The next two to three years is going to be a time of significant change in the area of resource management and environmental law.
The Resource Management Amendment Bill 2019 has now been introduced, together with a comprehensive review of the resource management system. together with a comprehensive review of the resource management system. Farmers should be aware of significant new national policy guidance under development, including:
• a draft national policy statement on highly productive land; and
• a raft of reforms directed at improving freshwater quality, which includes a revised National Policy Statement on Freshwater Management (“NPS-FM”), a new National Environmental Standard for Freshwater (“NES-F”) and draft stock exclusion regulations.
These have all been released in draft form and are at various stages of the consultation process, so changes are likely to be made in response to submissions. Many farmers will be impacted and it will be important for farmers to participate as much as possible in the submission and consultation process. One of the major proposals includes a new planning process for freshwater. The main elements of that process include:
• councils being required to notify changes to their Regional Policy Statements and Regional Plans (freshwater planning instruments) to implement the NPS-FM by 31 December 2023 and make final decisions on those changes by 31 December 2025. This will focus attention on addressing diffuse discharges of nutrients to land and water. Regional councils will need to establish ways to monitor progress towards achieving freshwater targets and develop action plans where there has been a decline in the quality of a freshwater body.
• the Chief Freshwater Commissioner determining the timing and composition of freshwater hearing panels, as appropriate to the freshwater planning instrument in respect of which submissions are to be heard.
• freshwater hearings panels comprising up to 5 freshwater hearings commissioners, with the ability to direct conferencing of experts, appointing of special advisers, cross-examination and mediation.
• It is expected that the proposals for improving freshwater management will be relatively controversial and will receive significant attention during the select committee process.
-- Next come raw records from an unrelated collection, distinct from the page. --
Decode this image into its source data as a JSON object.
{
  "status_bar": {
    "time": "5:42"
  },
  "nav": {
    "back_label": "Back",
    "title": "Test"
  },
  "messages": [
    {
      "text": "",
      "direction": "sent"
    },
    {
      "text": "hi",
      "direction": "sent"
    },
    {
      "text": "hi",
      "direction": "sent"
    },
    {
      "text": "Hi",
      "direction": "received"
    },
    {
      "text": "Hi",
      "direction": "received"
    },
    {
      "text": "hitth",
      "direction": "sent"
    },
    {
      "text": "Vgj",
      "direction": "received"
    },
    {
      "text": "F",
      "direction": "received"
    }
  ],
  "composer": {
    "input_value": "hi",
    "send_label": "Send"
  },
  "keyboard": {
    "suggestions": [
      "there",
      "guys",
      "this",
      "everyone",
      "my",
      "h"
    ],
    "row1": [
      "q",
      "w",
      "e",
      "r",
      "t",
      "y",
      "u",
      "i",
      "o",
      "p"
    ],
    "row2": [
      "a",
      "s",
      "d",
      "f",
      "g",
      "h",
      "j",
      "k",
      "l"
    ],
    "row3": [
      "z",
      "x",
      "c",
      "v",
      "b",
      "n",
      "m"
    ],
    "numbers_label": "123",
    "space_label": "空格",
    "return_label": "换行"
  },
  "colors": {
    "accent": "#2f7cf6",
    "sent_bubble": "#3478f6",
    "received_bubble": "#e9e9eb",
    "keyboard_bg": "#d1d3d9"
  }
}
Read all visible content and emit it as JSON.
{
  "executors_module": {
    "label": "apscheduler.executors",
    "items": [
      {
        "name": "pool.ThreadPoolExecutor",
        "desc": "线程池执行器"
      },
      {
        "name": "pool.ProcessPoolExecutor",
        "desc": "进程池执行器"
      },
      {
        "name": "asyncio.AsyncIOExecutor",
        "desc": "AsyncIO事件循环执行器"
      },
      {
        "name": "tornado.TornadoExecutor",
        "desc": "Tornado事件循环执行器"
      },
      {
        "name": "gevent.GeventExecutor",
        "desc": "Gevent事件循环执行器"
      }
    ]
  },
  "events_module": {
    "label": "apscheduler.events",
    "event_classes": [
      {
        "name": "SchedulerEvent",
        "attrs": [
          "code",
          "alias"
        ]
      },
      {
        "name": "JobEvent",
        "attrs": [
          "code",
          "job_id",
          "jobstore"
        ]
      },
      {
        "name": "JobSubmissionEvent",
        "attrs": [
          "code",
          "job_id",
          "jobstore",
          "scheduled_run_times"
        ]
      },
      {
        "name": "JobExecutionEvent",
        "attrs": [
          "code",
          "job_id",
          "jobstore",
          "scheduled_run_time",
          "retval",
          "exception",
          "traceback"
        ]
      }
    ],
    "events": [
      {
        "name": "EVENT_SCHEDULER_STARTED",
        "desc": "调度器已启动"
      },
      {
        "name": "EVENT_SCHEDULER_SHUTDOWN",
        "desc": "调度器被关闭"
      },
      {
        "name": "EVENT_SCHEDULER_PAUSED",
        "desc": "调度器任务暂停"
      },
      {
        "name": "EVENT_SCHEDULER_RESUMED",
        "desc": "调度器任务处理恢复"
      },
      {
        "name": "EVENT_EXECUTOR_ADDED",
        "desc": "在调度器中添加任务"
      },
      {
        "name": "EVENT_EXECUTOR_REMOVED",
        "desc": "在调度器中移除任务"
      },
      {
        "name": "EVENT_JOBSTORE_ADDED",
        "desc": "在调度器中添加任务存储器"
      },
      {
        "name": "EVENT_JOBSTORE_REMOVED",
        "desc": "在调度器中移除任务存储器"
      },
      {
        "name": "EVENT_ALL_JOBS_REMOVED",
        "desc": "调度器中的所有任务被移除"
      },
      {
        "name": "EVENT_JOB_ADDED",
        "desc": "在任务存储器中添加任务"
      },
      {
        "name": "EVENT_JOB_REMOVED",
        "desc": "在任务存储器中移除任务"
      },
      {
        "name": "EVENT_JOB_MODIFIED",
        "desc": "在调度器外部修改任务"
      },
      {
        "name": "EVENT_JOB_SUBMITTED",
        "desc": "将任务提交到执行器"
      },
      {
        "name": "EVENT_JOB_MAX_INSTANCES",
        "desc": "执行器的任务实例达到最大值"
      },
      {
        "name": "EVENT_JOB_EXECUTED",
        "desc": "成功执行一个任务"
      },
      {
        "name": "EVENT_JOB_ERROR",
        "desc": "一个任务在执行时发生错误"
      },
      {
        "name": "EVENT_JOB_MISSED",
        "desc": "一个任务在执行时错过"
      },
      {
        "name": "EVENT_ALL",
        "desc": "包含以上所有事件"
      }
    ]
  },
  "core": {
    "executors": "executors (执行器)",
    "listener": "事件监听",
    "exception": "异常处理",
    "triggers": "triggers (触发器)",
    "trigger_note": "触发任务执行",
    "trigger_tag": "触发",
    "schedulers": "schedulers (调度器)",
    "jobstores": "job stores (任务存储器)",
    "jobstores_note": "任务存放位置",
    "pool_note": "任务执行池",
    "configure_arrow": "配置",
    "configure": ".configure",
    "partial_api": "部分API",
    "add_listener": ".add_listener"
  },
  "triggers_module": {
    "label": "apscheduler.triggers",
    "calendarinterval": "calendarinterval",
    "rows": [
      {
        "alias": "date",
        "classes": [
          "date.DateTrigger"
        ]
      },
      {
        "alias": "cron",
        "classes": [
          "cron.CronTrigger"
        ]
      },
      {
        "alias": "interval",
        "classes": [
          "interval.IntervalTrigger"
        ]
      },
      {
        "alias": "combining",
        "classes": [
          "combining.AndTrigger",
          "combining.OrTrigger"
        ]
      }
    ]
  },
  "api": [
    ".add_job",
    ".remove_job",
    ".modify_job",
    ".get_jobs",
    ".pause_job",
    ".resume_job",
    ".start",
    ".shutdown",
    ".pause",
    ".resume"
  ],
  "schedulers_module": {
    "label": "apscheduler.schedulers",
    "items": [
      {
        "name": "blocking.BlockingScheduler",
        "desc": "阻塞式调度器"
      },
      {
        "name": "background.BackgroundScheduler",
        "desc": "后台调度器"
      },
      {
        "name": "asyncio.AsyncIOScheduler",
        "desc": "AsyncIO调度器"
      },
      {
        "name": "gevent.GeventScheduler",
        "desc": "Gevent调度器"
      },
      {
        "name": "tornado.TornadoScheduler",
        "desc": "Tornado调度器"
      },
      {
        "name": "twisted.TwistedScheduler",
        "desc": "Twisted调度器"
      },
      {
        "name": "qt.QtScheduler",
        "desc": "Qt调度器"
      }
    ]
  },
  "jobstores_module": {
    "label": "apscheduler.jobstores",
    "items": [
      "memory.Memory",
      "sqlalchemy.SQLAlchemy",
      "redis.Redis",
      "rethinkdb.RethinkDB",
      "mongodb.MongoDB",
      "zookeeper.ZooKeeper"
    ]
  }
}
In terms of changes to farming practices, it is likely that NES –F will require all farmers and growers to have a freshwater risk management plan by 2025, and from 2020 stronger evidence will be required to support applications for new irrigation and dairy conversions. Quite apart from the importance of farmers being mobilised to become involved with the select committee process, it will also be prudent to get input from specialist advisers on winter grazing, feedlots, stock holding areas, fencing and related issues, to ensure that all affected parties are fully informed of all recent (and upcoming) changes that could impact farming operations.